■ **The input**:
%%
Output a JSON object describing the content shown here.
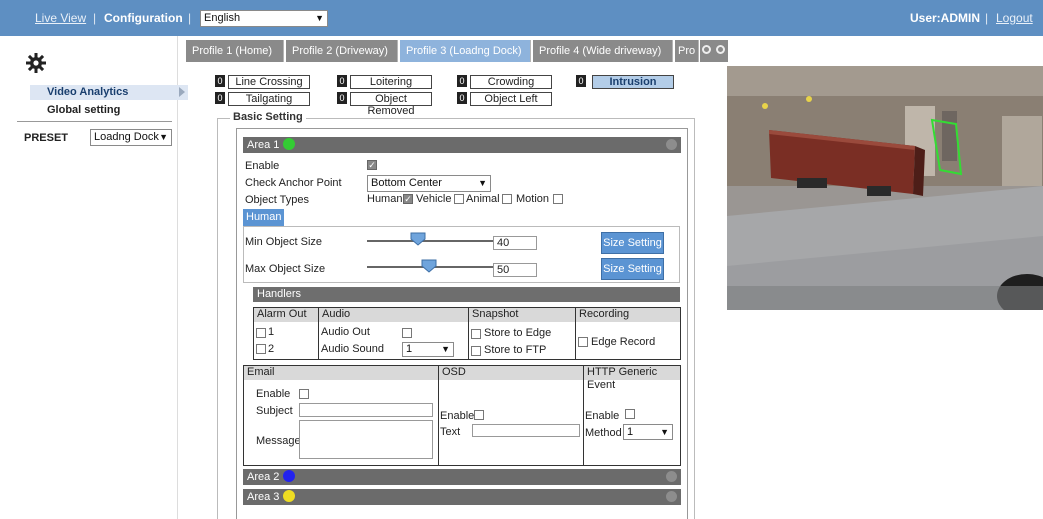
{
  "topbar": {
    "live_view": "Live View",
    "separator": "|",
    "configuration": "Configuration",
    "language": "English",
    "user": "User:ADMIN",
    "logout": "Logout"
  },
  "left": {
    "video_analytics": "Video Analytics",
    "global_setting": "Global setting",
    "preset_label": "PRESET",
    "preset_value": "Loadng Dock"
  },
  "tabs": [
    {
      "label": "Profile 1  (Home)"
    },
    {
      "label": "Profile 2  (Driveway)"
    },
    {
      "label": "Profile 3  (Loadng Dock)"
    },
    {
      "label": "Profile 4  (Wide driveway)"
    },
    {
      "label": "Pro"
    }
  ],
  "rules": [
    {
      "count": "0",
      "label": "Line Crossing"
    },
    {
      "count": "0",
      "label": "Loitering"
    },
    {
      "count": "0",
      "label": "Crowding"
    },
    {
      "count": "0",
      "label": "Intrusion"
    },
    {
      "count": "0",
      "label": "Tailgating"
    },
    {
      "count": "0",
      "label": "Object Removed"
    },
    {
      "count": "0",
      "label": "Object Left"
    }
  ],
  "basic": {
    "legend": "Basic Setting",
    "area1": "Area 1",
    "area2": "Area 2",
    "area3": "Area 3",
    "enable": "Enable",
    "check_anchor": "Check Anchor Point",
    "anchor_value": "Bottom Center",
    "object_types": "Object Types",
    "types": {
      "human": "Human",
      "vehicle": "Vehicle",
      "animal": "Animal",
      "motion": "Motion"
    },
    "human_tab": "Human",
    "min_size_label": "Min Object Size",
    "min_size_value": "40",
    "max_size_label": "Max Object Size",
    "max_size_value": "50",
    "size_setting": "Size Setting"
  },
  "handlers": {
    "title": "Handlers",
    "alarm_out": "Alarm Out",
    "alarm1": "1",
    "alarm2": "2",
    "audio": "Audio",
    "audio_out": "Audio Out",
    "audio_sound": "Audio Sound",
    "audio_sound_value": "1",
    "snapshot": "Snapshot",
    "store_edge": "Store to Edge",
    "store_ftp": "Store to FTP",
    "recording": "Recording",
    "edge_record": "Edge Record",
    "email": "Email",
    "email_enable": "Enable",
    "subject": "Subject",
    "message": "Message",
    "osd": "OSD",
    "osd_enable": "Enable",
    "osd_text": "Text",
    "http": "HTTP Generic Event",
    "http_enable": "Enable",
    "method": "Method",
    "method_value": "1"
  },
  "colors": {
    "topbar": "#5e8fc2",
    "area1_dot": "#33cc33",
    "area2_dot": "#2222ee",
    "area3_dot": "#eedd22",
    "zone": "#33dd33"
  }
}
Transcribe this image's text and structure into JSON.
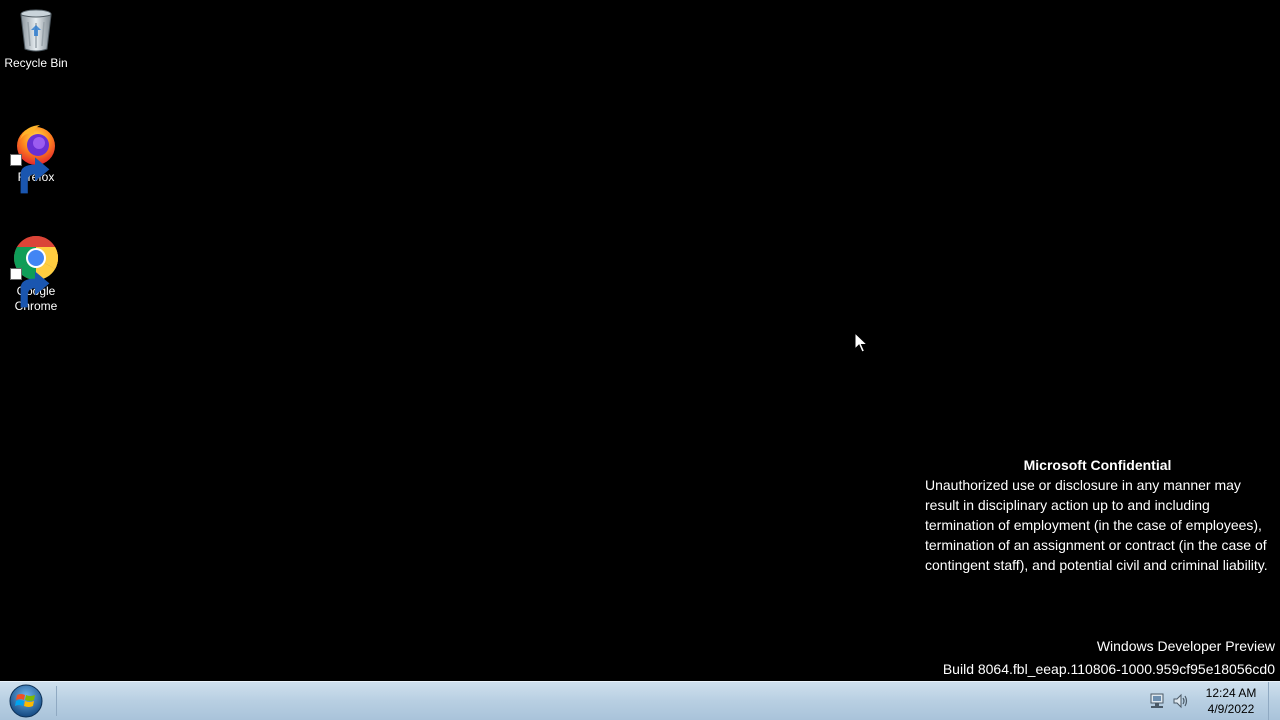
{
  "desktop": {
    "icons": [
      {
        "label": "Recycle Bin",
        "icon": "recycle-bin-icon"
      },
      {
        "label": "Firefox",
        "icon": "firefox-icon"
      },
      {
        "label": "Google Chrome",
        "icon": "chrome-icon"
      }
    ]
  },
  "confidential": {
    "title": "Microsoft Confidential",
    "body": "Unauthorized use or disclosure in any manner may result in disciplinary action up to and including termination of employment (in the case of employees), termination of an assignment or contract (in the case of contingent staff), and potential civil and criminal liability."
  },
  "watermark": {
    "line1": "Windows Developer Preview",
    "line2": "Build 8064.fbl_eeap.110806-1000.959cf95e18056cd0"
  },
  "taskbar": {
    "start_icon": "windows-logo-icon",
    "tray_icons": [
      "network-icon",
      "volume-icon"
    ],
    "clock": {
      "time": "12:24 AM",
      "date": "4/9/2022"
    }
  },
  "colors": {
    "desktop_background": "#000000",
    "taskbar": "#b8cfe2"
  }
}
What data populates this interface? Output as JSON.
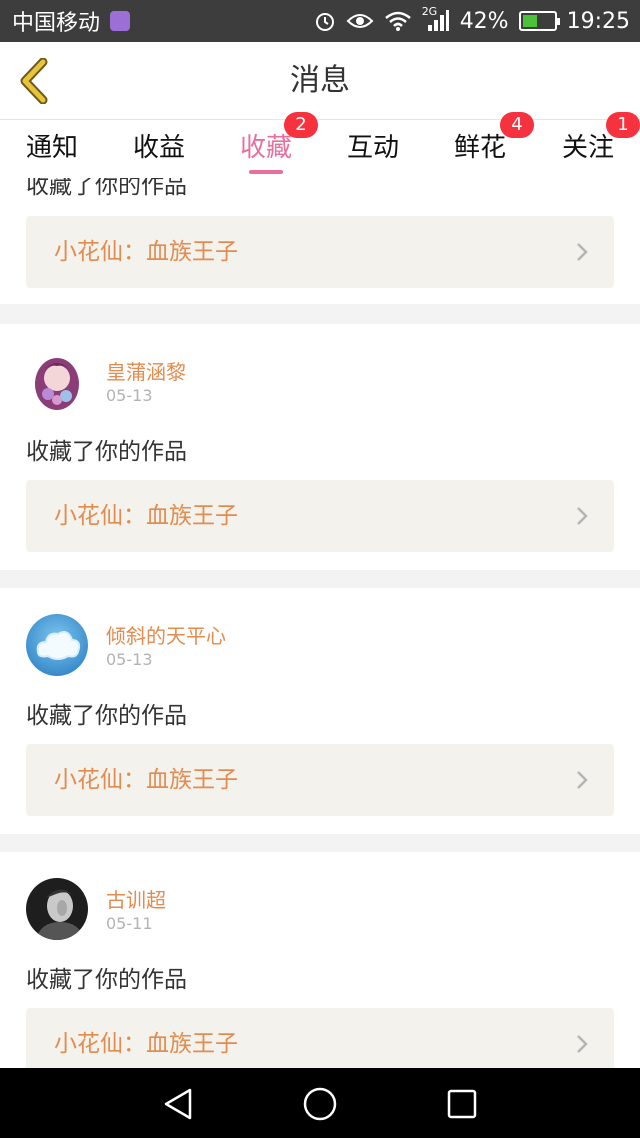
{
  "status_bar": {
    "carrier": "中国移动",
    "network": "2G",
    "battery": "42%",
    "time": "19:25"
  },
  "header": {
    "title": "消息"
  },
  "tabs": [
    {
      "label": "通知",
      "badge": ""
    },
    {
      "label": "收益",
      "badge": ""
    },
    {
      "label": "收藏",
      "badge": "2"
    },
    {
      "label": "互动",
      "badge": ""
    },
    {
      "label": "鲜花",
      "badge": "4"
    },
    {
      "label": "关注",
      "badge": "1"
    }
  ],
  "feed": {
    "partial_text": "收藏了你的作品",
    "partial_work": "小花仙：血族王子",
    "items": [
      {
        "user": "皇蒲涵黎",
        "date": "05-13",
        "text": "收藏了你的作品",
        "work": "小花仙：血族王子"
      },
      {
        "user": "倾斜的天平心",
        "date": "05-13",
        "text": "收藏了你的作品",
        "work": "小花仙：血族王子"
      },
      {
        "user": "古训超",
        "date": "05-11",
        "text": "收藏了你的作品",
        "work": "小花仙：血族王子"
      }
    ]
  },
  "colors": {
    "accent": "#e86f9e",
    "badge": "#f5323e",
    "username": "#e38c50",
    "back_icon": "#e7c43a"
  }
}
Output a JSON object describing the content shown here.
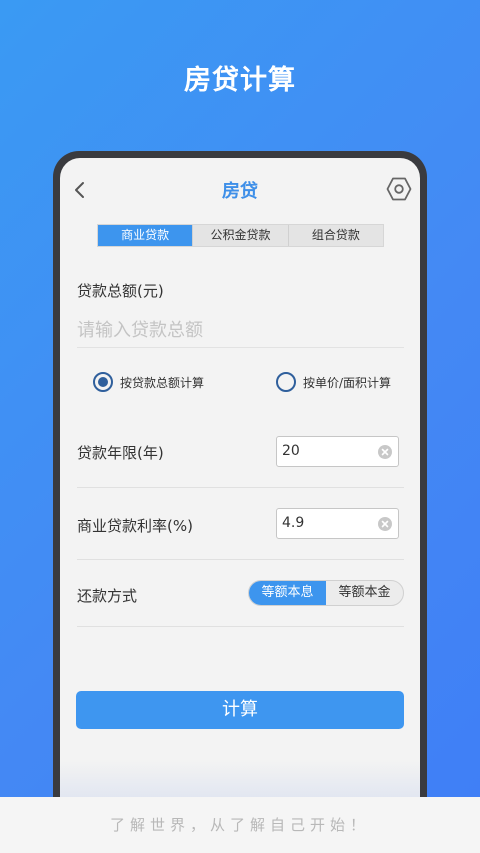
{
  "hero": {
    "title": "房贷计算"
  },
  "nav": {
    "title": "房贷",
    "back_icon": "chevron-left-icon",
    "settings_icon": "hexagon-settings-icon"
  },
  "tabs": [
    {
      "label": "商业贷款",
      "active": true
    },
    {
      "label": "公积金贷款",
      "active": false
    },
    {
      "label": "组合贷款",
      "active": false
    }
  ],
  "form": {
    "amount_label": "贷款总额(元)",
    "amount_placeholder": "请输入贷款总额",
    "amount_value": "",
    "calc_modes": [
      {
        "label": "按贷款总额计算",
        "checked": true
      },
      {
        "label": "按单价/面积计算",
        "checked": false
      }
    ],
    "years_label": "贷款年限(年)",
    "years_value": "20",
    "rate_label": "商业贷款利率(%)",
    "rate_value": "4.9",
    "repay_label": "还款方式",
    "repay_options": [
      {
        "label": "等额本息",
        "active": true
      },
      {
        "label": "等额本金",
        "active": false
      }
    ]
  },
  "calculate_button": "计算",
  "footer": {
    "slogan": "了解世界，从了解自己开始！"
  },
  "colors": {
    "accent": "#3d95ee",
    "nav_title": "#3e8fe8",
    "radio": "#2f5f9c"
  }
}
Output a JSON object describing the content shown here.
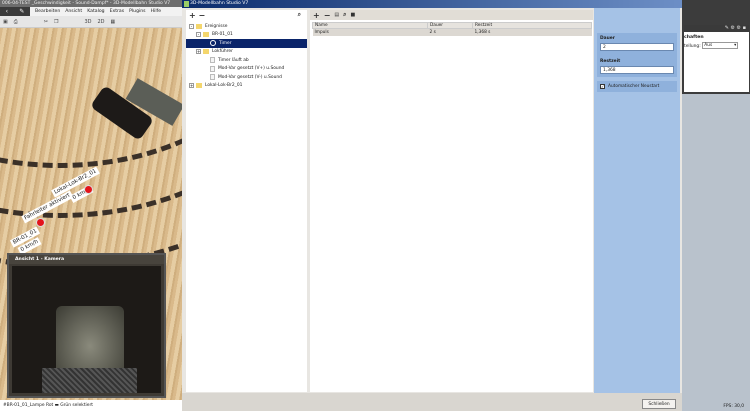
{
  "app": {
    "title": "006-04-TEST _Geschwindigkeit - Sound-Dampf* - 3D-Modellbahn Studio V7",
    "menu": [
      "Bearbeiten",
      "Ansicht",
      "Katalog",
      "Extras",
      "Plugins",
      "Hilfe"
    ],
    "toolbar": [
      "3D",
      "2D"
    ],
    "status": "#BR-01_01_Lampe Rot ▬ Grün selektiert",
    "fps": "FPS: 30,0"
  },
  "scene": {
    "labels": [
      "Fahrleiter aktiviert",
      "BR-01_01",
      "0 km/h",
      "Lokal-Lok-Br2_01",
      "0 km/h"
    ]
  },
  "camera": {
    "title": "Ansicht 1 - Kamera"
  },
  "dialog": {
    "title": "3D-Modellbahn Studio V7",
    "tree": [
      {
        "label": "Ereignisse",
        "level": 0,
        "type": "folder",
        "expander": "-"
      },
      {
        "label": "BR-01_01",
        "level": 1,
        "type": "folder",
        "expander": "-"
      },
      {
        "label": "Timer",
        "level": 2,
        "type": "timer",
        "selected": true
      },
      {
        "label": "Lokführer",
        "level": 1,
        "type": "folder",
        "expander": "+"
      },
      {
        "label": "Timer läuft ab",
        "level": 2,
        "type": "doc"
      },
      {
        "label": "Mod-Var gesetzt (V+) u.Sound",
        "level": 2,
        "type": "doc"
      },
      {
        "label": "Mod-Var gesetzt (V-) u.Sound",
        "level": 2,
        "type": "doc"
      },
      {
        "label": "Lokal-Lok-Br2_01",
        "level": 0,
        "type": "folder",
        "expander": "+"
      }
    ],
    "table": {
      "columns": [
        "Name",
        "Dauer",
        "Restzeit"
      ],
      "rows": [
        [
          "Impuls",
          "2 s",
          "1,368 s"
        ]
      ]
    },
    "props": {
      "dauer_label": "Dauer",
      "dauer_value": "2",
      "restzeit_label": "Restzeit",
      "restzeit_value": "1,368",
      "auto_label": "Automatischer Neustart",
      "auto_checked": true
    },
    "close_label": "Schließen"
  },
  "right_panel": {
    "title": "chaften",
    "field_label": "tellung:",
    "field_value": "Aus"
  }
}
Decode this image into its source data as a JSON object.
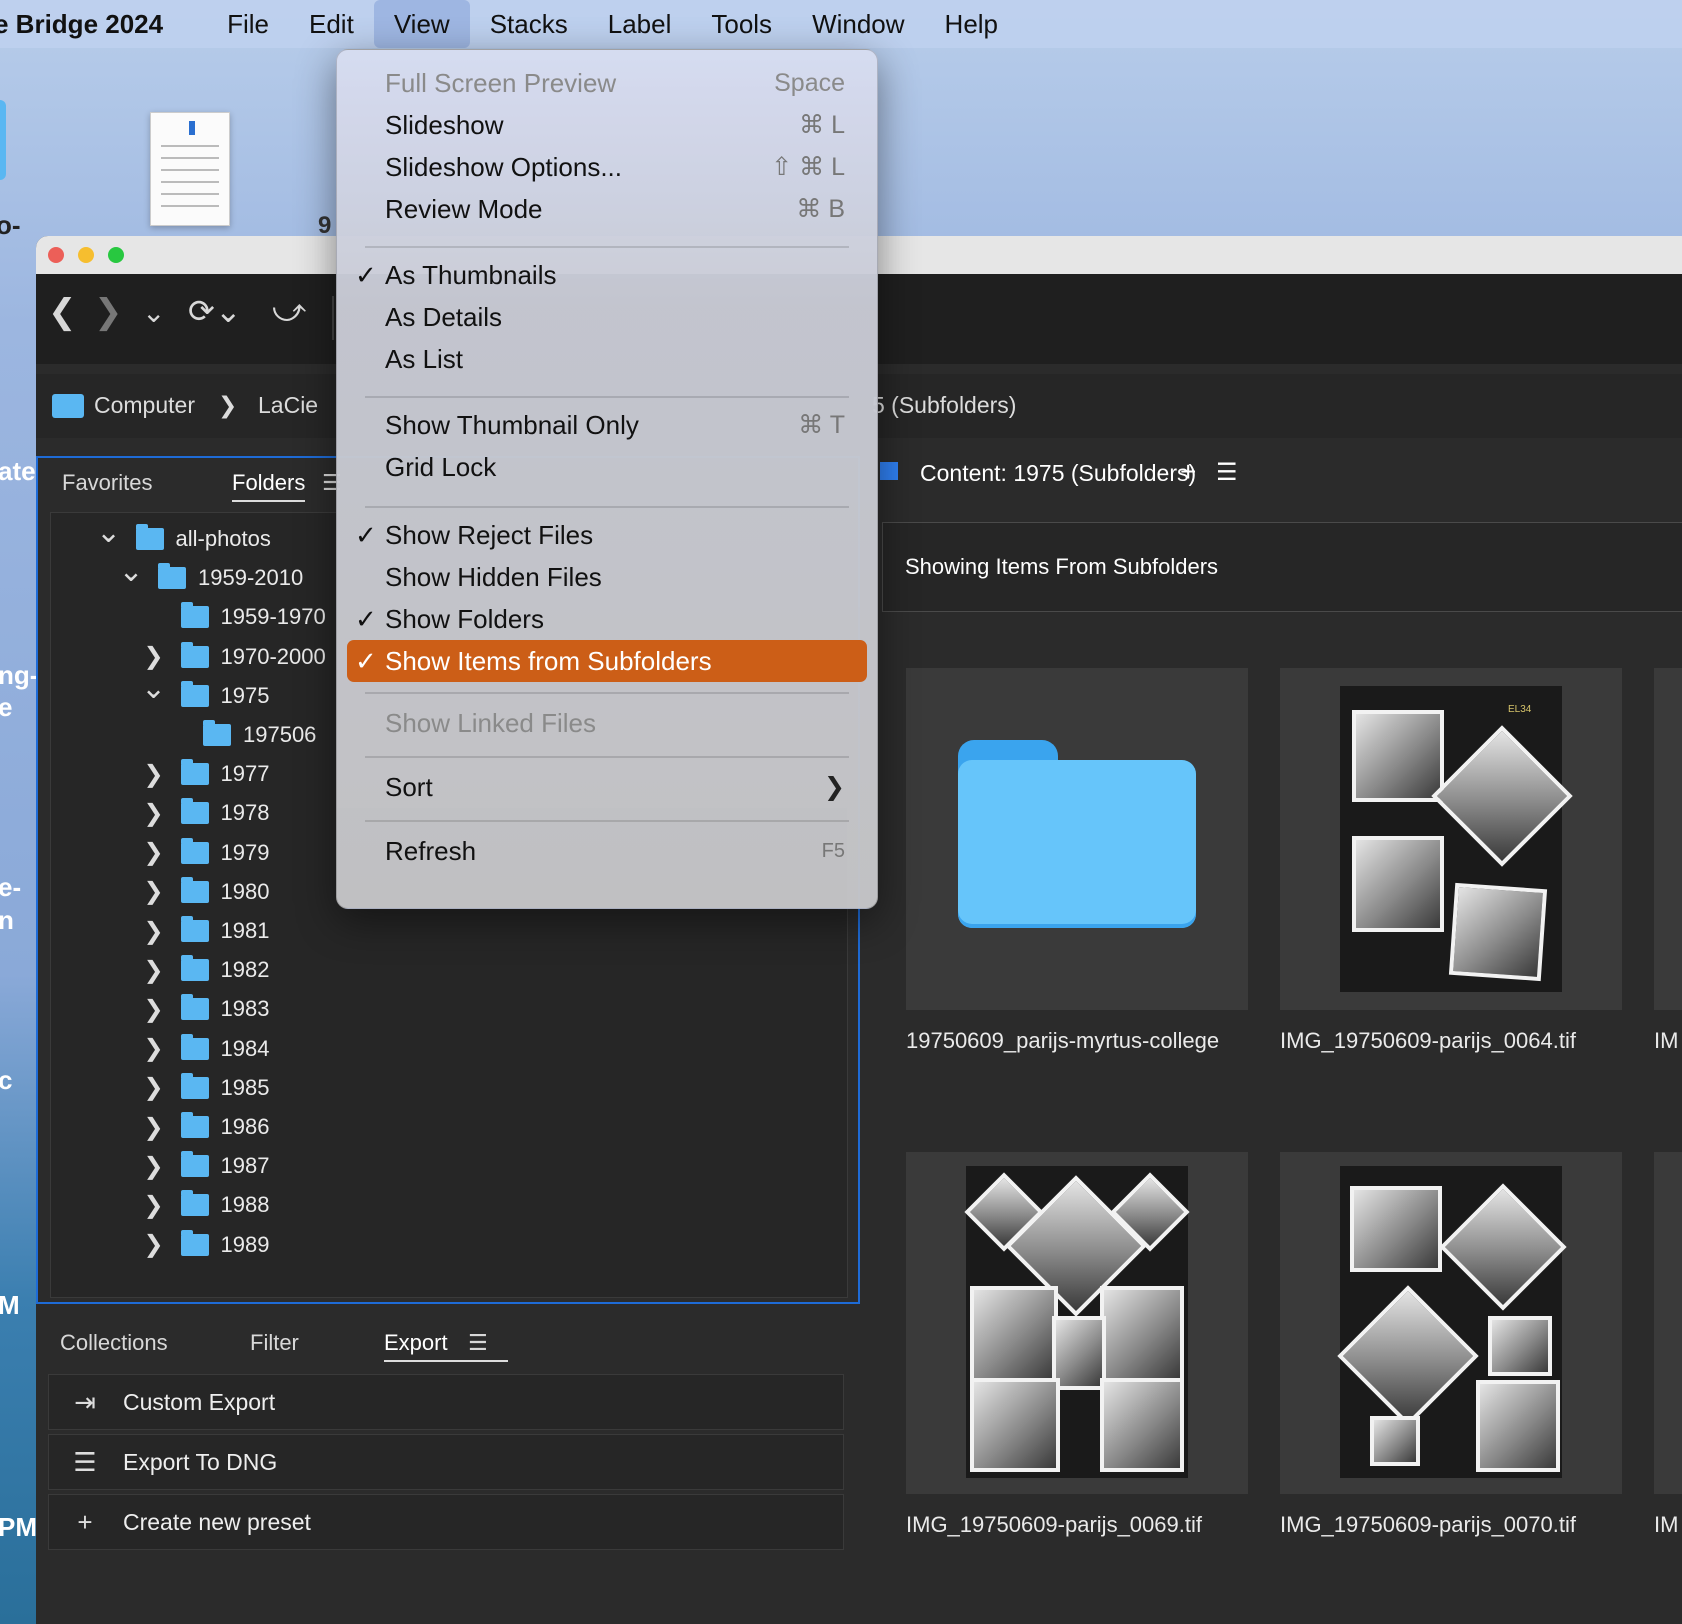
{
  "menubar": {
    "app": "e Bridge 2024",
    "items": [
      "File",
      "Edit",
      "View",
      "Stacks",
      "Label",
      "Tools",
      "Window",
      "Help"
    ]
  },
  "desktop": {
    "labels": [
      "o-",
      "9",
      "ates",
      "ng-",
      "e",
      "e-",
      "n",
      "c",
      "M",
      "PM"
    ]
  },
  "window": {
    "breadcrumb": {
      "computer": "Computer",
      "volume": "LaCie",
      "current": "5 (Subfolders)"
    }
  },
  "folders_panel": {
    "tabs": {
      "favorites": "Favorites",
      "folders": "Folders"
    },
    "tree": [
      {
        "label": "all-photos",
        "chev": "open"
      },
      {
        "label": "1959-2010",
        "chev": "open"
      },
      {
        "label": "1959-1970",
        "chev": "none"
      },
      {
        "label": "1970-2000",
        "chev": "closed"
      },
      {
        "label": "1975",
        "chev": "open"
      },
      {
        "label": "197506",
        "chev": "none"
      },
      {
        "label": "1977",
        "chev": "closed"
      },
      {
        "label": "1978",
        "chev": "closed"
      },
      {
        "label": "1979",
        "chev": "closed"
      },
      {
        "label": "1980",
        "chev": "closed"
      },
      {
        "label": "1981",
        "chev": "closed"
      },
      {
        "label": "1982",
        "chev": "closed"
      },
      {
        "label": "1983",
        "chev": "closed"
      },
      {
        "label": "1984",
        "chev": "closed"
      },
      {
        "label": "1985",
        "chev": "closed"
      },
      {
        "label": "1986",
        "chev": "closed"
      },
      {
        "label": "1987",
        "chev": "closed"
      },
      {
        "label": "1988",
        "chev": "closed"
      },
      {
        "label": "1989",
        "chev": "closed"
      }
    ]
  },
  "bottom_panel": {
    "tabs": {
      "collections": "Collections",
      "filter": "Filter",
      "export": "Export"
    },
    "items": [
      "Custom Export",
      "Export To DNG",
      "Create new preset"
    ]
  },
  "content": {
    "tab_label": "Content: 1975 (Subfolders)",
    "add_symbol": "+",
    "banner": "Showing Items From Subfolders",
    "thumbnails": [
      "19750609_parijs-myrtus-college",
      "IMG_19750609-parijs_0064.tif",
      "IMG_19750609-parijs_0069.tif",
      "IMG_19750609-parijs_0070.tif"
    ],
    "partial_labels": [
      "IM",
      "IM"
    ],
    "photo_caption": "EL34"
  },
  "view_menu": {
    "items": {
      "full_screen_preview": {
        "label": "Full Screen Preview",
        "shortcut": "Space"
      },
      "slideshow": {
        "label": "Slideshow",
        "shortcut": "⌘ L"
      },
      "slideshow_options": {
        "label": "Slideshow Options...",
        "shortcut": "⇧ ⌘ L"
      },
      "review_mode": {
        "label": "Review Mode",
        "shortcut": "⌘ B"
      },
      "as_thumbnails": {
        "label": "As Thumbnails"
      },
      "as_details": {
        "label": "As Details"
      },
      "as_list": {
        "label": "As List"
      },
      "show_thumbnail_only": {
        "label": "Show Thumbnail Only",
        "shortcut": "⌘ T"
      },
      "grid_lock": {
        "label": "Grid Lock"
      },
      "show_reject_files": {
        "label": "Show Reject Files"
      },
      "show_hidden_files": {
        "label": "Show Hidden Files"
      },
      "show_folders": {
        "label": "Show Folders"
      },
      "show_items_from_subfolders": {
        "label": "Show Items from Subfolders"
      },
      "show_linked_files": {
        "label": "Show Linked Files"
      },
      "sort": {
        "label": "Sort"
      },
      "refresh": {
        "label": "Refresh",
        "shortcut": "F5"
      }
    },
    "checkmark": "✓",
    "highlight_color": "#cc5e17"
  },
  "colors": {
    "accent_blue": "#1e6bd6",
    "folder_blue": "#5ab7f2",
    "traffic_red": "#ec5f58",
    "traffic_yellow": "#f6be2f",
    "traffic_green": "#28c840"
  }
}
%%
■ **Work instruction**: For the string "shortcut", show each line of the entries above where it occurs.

■ **Your response**:
        "shortcut": "Space"
        "shortcut": "⌘ L"
        "shortcut": "⇧ ⌘ L"
        "shortcut": "⌘ B"
        "shortcut": "⌘ T"
        "shortcut": "F5"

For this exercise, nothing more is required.